TASK |
Line by line, retype the data exactly as it is given.

[Website and app data records]
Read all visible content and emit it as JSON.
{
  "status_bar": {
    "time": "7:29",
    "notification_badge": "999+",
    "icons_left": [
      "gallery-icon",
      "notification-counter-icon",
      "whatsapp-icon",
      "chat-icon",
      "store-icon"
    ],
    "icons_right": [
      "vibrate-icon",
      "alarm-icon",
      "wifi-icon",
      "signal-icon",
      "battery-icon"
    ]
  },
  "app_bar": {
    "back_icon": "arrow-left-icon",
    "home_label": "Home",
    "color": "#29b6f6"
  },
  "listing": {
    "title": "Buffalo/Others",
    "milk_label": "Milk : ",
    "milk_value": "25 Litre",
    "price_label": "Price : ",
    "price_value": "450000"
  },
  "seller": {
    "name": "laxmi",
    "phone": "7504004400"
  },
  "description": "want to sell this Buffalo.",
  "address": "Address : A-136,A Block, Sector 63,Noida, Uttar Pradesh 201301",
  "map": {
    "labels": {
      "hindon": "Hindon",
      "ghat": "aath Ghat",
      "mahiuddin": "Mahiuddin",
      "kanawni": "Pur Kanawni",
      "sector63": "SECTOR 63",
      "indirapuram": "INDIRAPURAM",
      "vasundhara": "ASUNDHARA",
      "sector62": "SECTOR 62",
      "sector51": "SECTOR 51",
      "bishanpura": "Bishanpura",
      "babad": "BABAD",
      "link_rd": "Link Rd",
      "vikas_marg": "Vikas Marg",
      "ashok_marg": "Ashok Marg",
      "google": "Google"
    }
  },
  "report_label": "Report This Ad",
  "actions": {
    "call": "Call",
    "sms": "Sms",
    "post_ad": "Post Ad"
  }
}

ANSWER TO THIS PROBLEM |
Read all visible content and emit it as JSON.
{
  "status_bar": {
    "time": "7:29",
    "notification_badge": "999+",
    "icons_left": [
      "gallery-icon",
      "notification-counter-icon",
      "whatsapp-icon",
      "chat-icon",
      "store-icon"
    ],
    "icons_right": [
      "vibrate-icon",
      "alarm-icon",
      "wifi-icon",
      "signal-icon",
      "battery-icon"
    ]
  },
  "app_bar": {
    "back_icon": "arrow-left-icon",
    "home_label": "Home",
    "color": "#29b6f6"
  },
  "listing": {
    "title": "Buffalo/Others",
    "milk_label": "Milk : ",
    "milk_value": "25 Litre",
    "price_label": "Price : ",
    "price_value": "450000"
  },
  "seller": {
    "name": "laxmi",
    "phone": "7504004400"
  },
  "description": "want to sell this Buffalo.",
  "address": "Address : A-136,A Block, Sector 63,Noida, Uttar Pradesh 201301",
  "map": {
    "labels": {
      "hindon": "Hindon",
      "ghat": "aath Ghat",
      "mahiuddin": "Mahiuddin",
      "kanawni": "Pur Kanawni",
      "sector63": "SECTOR 63",
      "indirapuram": "INDIRAPURAM",
      "vasundhara": "ASUNDHARA",
      "sector62": "SECTOR 62",
      "sector51": "SECTOR 51",
      "bishanpura": "Bishanpura",
      "babad": "BABAD",
      "link_rd": "Link Rd",
      "vikas_marg": "Vikas Marg",
      "ashok_marg": "Ashok Marg",
      "google": "Google"
    }
  },
  "report_label": "Report This Ad",
  "actions": {
    "call": "Call",
    "sms": "Sms",
    "post_ad": "Post Ad"
  }
}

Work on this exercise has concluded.